══ Data for this task

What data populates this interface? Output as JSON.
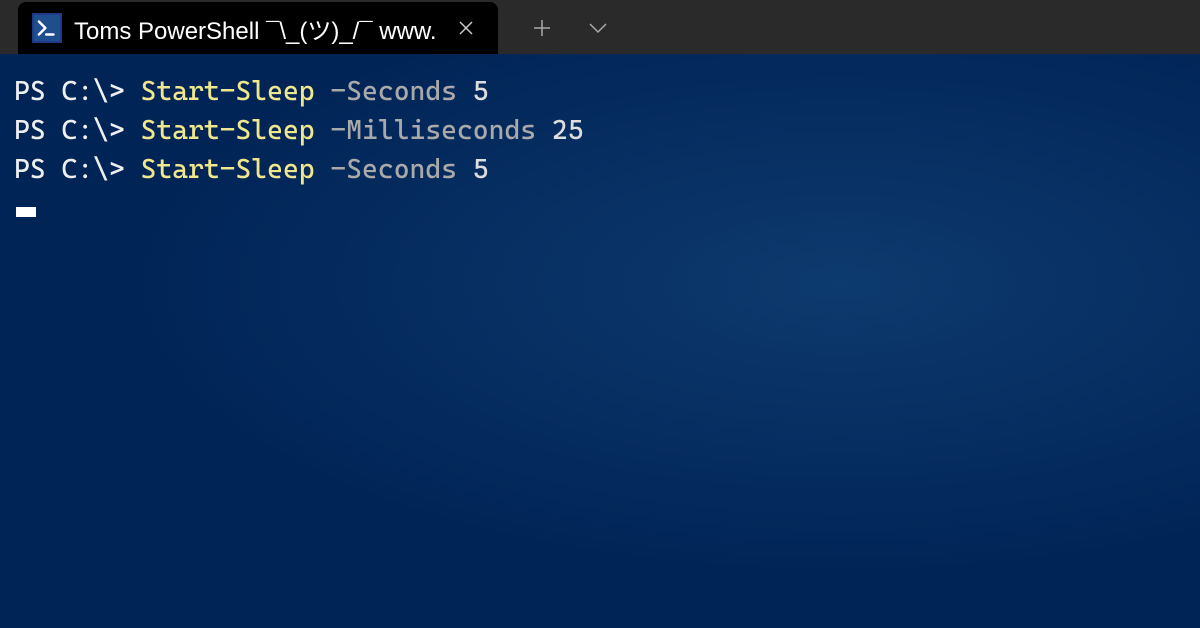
{
  "tab": {
    "title": "Toms PowerShell ¯\\_(ツ)_/¯ www.",
    "icon_name": "powershell-icon"
  },
  "terminal": {
    "lines": [
      {
        "prompt": "PS C:\\> ",
        "cmdlet": "Start-Sleep",
        "param": " -Seconds ",
        "value": "5"
      },
      {
        "prompt": "PS C:\\> ",
        "cmdlet": "Start-Sleep",
        "param": " -Milliseconds ",
        "value": "25"
      },
      {
        "prompt": "PS C:\\> ",
        "cmdlet": "Start-Sleep",
        "param": " -Seconds ",
        "value": "5"
      }
    ]
  },
  "colors": {
    "terminal_bg": "#012456",
    "prompt": "#eeeeee",
    "cmdlet": "#f0e68c",
    "param": "#a9a9a9",
    "value": "#dddddd"
  }
}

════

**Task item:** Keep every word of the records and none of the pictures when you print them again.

**Response to the task:**
What data populates this interface? Output as JSON.
{
  "tab": {
    "title": "Toms PowerShell ¯\\_(ツ)_/¯ www.",
    "icon_name": "powershell-icon"
  },
  "terminal": {
    "lines": [
      {
        "prompt": "PS C:\\> ",
        "cmdlet": "Start-Sleep",
        "param": " -Seconds ",
        "value": "5"
      },
      {
        "prompt": "PS C:\\> ",
        "cmdlet": "Start-Sleep",
        "param": " -Milliseconds ",
        "value": "25"
      },
      {
        "prompt": "PS C:\\> ",
        "cmdlet": "Start-Sleep",
        "param": " -Seconds ",
        "value": "5"
      }
    ]
  },
  "colors": {
    "terminal_bg": "#012456",
    "prompt": "#eeeeee",
    "cmdlet": "#f0e68c",
    "param": "#a9a9a9",
    "value": "#dddddd"
  }
}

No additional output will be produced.